New research has found that one third of workplaces in the UK have ridiculous rules in place, with one in five workers stating that they feel they can’t be trusted as a result.
The study, which asked 1,000 UK workers whether their employer had any silly or unnecessary rules in place, found that over half of workers will disobey any rules they deem as ‘silly’. Interestingly, the most ridiculous rules fell into the following five categories:
Many respondents reported that they either had a strict time frame in which to go to the toilet (3 minutes), had to ask to use the toilet facilities, and were even searched before going to the toilet.
Dress code dilemmas
Some respondents reported that they had to wear particular coloured clothes to match the business, women weren’t allowed to wear trousers, and one individual even said that they were sent home for not dressing down.
Some employees stated that they weren’t allowed to talk out loud apart from when in the staff room, while others said that they weren’t allowed to say hello to a customer, only ‘good morning’, or ‘good afternoon’.
If you’re two minutes late in one business you’ll have your pay docked by 15 minutes, and in another you aren’t allowed to travel further than 20 metres away from the building at lunch in case you’re late back!

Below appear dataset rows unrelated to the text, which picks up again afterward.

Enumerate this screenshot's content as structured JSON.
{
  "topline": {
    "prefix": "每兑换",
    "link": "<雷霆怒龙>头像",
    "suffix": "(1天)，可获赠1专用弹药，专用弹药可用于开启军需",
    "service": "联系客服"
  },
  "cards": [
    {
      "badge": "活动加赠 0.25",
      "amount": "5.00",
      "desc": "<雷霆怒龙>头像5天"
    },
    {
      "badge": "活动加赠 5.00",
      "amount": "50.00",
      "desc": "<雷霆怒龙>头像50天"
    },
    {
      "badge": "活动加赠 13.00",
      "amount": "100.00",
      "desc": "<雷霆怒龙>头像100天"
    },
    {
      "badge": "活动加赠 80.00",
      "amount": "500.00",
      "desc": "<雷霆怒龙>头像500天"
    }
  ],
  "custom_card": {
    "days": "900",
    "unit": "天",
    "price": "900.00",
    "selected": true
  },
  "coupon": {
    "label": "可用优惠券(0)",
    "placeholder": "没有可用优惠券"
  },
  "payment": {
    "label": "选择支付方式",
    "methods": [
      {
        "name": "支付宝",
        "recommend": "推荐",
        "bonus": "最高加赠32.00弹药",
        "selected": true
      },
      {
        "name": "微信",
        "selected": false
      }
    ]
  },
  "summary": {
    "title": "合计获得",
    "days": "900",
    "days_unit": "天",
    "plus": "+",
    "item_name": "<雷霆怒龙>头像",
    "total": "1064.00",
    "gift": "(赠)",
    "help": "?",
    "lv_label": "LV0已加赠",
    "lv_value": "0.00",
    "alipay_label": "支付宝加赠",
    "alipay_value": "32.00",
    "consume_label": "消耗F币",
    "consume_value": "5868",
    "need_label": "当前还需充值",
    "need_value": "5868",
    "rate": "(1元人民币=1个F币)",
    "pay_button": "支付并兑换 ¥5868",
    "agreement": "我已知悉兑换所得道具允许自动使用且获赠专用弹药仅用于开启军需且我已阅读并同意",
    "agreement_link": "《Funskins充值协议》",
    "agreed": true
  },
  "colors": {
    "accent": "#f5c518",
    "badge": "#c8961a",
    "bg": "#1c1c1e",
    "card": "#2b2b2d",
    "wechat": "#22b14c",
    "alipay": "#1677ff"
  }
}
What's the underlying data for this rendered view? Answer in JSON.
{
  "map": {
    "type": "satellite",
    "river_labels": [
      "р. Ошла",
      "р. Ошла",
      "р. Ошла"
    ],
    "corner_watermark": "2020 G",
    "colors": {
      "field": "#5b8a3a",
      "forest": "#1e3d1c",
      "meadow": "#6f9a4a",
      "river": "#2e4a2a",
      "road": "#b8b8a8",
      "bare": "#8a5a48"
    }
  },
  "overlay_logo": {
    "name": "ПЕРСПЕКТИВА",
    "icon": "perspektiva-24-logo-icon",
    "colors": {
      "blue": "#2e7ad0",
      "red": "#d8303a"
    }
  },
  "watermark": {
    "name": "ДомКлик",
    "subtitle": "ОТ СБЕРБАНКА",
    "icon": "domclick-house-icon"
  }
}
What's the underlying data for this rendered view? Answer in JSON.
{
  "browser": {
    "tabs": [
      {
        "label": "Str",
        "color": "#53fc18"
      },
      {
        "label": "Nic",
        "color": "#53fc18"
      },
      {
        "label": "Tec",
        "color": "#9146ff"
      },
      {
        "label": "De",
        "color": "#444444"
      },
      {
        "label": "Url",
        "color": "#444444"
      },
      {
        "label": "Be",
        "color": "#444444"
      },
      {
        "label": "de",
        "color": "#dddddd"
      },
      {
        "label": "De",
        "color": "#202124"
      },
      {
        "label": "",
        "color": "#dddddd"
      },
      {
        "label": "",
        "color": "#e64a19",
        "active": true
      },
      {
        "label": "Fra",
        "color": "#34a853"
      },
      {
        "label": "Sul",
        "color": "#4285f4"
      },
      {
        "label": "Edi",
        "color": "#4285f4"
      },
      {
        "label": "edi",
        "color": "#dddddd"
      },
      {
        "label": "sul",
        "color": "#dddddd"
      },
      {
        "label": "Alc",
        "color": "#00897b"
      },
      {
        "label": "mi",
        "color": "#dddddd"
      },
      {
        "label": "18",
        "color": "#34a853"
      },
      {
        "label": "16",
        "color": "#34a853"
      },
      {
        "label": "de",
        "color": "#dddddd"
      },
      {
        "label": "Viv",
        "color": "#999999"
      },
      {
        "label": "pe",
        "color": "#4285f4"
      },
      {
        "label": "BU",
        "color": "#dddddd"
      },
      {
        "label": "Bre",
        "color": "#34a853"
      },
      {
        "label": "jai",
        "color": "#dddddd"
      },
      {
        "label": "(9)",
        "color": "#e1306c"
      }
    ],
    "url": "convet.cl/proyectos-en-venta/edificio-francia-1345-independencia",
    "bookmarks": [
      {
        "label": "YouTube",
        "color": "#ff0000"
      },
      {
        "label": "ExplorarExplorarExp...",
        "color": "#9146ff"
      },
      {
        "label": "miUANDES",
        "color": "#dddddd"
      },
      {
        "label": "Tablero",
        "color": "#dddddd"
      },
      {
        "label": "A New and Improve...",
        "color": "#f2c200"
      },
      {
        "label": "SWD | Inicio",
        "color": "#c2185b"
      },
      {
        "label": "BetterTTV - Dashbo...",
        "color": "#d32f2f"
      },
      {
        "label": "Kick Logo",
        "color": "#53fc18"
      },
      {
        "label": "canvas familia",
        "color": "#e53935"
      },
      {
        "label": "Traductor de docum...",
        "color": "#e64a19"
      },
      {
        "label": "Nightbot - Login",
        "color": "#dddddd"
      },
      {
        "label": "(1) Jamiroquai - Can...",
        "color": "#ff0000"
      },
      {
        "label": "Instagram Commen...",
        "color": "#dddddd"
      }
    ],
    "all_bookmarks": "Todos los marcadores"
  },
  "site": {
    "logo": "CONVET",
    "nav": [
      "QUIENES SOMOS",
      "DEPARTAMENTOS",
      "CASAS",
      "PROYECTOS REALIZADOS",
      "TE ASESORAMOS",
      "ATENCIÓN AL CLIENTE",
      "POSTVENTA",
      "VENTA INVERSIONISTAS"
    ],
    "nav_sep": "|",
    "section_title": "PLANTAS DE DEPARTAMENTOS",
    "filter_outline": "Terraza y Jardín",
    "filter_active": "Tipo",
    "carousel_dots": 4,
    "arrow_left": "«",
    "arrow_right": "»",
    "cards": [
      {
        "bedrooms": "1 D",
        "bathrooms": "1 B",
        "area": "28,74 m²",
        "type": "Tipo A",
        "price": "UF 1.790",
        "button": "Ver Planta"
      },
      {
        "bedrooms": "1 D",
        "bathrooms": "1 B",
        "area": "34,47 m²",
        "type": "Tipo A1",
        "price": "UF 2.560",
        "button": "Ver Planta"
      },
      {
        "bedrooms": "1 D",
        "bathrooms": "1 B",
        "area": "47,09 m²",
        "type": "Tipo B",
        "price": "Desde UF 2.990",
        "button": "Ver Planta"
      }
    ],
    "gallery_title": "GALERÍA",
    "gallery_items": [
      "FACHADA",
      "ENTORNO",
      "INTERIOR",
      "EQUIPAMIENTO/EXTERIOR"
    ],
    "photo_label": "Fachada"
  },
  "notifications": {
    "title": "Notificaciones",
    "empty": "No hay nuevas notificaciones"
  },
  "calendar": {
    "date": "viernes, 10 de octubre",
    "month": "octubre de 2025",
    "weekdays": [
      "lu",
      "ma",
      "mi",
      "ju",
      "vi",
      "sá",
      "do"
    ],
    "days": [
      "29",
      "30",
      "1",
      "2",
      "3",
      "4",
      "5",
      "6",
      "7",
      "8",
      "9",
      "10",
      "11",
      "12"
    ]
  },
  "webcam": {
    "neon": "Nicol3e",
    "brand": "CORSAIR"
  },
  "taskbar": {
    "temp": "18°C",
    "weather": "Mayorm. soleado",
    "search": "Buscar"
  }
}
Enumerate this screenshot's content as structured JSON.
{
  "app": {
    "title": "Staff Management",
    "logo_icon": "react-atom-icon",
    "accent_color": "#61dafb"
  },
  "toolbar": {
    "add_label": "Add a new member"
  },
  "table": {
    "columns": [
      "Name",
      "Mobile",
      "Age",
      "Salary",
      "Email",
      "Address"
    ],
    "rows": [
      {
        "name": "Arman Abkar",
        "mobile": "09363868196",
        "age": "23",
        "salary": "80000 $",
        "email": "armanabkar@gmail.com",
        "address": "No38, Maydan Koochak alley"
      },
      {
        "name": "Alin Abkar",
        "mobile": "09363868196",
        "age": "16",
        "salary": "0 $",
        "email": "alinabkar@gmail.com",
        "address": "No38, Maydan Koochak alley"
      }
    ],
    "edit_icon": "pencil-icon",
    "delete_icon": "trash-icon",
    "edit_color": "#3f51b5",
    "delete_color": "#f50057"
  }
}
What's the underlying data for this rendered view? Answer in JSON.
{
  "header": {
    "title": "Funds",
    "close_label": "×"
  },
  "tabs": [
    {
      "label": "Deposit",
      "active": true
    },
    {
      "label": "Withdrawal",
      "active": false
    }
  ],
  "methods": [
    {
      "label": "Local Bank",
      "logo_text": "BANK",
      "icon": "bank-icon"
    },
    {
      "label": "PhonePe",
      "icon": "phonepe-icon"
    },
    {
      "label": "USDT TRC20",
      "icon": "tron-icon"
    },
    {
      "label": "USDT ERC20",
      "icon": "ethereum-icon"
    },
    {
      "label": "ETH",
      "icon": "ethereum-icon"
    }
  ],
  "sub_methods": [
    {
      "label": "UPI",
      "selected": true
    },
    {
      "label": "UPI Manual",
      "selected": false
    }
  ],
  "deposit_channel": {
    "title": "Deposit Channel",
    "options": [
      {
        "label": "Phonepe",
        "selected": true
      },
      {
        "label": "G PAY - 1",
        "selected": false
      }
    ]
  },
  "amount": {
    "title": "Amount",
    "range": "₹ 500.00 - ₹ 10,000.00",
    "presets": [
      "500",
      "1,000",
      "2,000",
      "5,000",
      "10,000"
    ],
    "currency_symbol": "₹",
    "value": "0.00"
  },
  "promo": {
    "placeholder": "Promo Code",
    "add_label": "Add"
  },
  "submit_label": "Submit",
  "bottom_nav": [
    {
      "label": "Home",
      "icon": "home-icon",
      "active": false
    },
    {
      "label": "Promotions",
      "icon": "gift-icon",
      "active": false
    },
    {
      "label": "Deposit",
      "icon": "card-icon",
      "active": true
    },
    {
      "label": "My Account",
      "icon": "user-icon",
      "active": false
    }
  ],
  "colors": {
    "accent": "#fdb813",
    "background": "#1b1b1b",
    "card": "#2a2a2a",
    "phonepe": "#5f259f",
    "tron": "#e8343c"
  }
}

Some workplaces won’t allow their staff to drink water and another will not let workers carry drinks up and down the stairs. What’s more, one company won’t let employees have drinks on their desk in case they get spilt.
Lee Biggins, founder and managing director of comments: “Every workplace needs rules: otherwise you’d simply never get things done! That said it’s clear that many of the rules highlighted in our research are just ridiculous. Employees want to feel trusted and while one workplace can differ massively to another, you have to treat your staff like adults – especially when it comes to being allowed to drink water and going to the toilet!”
The research also revealed that the cities which were most likely to have ridiculous rules in place included Glasgow, Cardiff, Sheffield, Birmingham and London.